BuildBox Runner

The Runner class provided by buildbox runner offers the --std{out, err}--file CLI options to allow the process that invokes the runner to redirect the stdout/err pipes of the command to those particular paths.

If no files are given, the runner will create and use temporary files that are deleted once their contents are uploaded into CAS. If paths are specified, those files will not be deleted after that upload operation, persisting after the runner process has exited.


buildbox-common provides facilities to write to a LogStream and to monitor files and incrementally stream their contents as they are being updated.

In particular, it provides the StandardOutputStreamer class, which offers a high-level interface that takes a path, the address of a ByteStream endpoint and a resource name and streams the contents of an output file as it gets written.

BuildBox worker

buildbox-worker scans for trailing metadata entries [4] that are attached to the UpdateBotSession() response coming from the execution server.

In particular, it looks for entries with name "executeoperationmetadata-bin" and whose value is a serialized ExecuteOperationMetadata [3] message m such that:

  • m.action_digest is equal to the digest of the pertinent action in the Lease, and

  • m.stdout_stream_name and m.stderr_stream_name point to ByteStream resource names.

If such a message is found, BuildBox worker will stream the outputs of that Action’s command to the given resource name.

When streaming is requested, the worker will create a pair of files, set their paths in the --std{out, err}-file options it passes to the runner, and spawn two StandardOutputStreamer instances that will monitor those files and stream to the given resource names.

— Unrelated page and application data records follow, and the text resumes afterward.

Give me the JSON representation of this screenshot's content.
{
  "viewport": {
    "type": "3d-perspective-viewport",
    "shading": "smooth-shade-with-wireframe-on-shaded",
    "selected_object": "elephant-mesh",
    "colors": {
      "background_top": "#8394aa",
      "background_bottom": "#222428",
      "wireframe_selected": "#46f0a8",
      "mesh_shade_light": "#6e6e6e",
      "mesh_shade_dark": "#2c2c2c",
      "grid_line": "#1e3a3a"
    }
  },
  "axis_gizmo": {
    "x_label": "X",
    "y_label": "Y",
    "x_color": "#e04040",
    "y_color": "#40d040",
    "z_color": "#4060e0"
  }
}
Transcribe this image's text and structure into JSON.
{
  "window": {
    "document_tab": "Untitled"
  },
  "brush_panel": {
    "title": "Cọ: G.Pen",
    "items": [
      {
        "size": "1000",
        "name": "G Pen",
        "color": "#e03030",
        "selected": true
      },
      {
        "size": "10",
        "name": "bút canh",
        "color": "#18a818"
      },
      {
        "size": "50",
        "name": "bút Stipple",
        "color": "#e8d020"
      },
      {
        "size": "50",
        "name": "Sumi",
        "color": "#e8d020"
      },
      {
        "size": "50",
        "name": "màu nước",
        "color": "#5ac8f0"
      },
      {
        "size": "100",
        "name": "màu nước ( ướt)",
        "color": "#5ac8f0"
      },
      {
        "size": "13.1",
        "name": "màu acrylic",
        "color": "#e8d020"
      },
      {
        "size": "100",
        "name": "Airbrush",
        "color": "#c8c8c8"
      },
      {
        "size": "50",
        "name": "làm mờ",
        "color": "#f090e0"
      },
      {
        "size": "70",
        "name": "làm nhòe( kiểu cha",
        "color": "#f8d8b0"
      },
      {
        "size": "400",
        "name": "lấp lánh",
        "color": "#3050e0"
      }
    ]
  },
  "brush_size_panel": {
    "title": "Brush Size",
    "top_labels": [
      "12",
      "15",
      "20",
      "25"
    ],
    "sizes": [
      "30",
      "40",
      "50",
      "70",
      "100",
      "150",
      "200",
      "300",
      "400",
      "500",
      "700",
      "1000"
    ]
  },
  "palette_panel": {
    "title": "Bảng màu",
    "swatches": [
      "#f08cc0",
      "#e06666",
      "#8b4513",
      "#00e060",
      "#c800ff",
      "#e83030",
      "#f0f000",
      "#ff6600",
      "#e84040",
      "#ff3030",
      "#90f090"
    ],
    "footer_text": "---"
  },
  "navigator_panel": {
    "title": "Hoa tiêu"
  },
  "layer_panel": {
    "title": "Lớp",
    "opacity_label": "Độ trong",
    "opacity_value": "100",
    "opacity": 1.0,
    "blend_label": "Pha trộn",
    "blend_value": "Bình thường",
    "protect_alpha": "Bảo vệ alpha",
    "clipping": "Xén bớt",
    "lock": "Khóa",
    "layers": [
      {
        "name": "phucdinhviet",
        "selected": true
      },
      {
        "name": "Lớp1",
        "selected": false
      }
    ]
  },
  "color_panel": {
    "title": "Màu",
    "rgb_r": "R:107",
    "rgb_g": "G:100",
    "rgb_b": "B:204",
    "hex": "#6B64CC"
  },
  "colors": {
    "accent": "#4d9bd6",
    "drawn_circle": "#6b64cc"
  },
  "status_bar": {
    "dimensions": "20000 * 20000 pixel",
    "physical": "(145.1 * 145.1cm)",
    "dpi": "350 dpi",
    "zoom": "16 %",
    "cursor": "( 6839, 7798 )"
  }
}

Once the command has finished running they will commit the streamed data and delete the files.

On-demand streaming

Because an execution service might not be able to predict whether some client will request streamed logs while a command is running, workers must always stream the outputs. That would imply wasted network traffic if those logs end up unread.

In order to avoid that, BuildGrid implements a mechanism for signaling that at least one reader is interested in the logs; in effect creating the ByteStream write resource on-demand. For that it offers the ByteStream.QueryWriteStatus() call, which will block on the server side and return either OK, meaning that the worker can start writing to the stream and a reader will receive the contents, or a NOT_FOUND error, which indicates that streaming can be skipped due to the logs not being requested.

buildbox-worker will leverage that behavior and start streaming only when QueryWriteStatus() returns successfully for the ByteStream resource.

LogStream tools

Buildbox tools contains some utilities that allow to write to a LogStream service and receive data. Those can be useful for testing purposes or for leveraging an existing LogStream service to stream other contents. (Note that the underlying data transfers, done via the ByteStream API, can contain any arbitrary binary data.)